Manufacturing technologies also are driving growth and change in the automotive industry. All of the survey participants expect additive manufacturing, or 3D printing, to impact the automotive industry. Forty percent envision that 3D printing will help with mass production, 35 percent see value in using it for early prototyping and design, 21 percent think it will influence tooling, and 4 percent say it will support vehicle service and maintenance.
Consumer interest in customization also opens opportunities for automakers and Tier 1 suppliers to utilize 3D printing to create a personalized look and feel for a given consumer. Soon enough, buyers may be able to completely personalize their cars to reflect their individual preferences, beyond just the features they can select for their car.
To keep pace with this change, 94 percent of participants are planning to expand their 3D printing capabilities. About half expect to add this ability to their supply chains by outsourcing to partners, 47 percent plan to gain this capability through acquisitions and 44 percent are investing in building in-house staff and infrastructure to support 3D printing.
Along with these shifts in design, engineering and manufacturing capabilities, automakers must also focus on new business models to create additional revenue streams and propel their growth. Nearly 60 percent of survey respondents plan to offer more vehicle customization and personalization; 56 percent are creating new ownership models, such as shared vehicles or flexible leasing; 40 percent are planning to sell vehicle service data to dealerships; and 30 percent are looking to capture and sell data to third parties.
Connectivity is a key aspect of these emerging business models.
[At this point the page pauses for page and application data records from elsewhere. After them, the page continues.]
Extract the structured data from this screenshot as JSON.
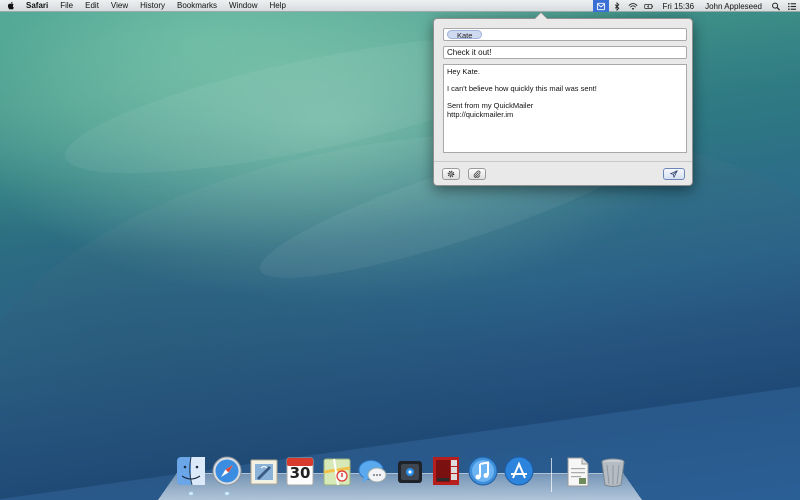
{
  "menubar": {
    "app_name": "Safari",
    "menus": [
      "File",
      "Edit",
      "View",
      "History",
      "Bookmarks",
      "Window",
      "Help"
    ],
    "clock": "Fri 15:36",
    "user": "John Appleseed",
    "status_icons": [
      "quickmailer-icon",
      "bluetooth-icon",
      "wifi-icon",
      "battery-icon",
      "search-icon",
      "list-icon"
    ]
  },
  "compose": {
    "to_token": "Kate",
    "subject": "Check it out!",
    "body_lines": [
      "Hey Kate.",
      "",
      "I can't believe how quickly this mail was sent!",
      "",
      "Sent from my QuickMailer",
      "http://quickmailer.im"
    ]
  },
  "dock": {
    "items": [
      {
        "name": "finder-icon",
        "running": true
      },
      {
        "name": "safari-icon",
        "running": true
      },
      {
        "name": "mail-icon",
        "running": false
      },
      {
        "name": "calendar-icon",
        "running": false,
        "label": "30"
      },
      {
        "name": "maps-icon",
        "running": false
      },
      {
        "name": "messages-icon",
        "running": false
      },
      {
        "name": "facetime-icon",
        "running": false
      },
      {
        "name": "photo-booth-icon",
        "running": false
      },
      {
        "name": "itunes-icon",
        "running": false
      },
      {
        "name": "app-store-icon",
        "running": false
      },
      {
        "name": "document-icon",
        "running": false
      },
      {
        "name": "trash-icon",
        "running": false
      }
    ]
  },
  "colors": {
    "menu_highlight": "#3a6fd6",
    "token_bg": "#cfd9ef"
  }
}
In fact, 29 percent of Jabil survey respondents cited it as a primary driver of technology innovation in the automotive industry. Potentially, dealers can use connectivity to know when a specific car is having problems, such as low brake fluid or tire pressure; automatically schedule that car for maintenance; and order the necessary parts and supplies to complete the job, thus creating a more efficient service experience for the car owners. Similarly, third-parties can use the data gleaned through connectivity solutions to offer targeted push-notification advertisements as consumers drive past a store, restaurant or other point of interest.
All of these changes and possibilities create an exciting future for the automotive industry. Innovations happening in the near term will deliver a safer, more efficient and more comfortable driver and passenger experiences.
Automakers still think some of the bigger changes, like mass adoption of autonomous and electric vehicles, are at least 10 years down the road. After more than a century of having humans at the wheel, it can be a bit unnerving for passengers to give a car total control of the drive. Similarly, with electric vehicles, infrastructure will need to change to give drivers more opportunities to charge their cars. This will also require a behavior shift from routinely pumping gas. Of course, as these technologies continue to develop, consumers’ concerns about them will be assuaged, including the economics of owning and buying an electric vehicle.
These emerging technologies are creating a whole new experience for automakers, too. Without question, companies will need to be able to manage all of the technological trends — as well as the related operational and manufacturing changes — of this new era for the automotive industry. Automakers will have to reinvent and re-strategize their goals and investments in this evolving environment. The ones that will succeed will prioritize innovation, stay ahead of the investment curve and put the pedal to the metal in adapting to industry change.
Insights from 126 automotive OE decision-makers on technology adoption, opportunities and challenges.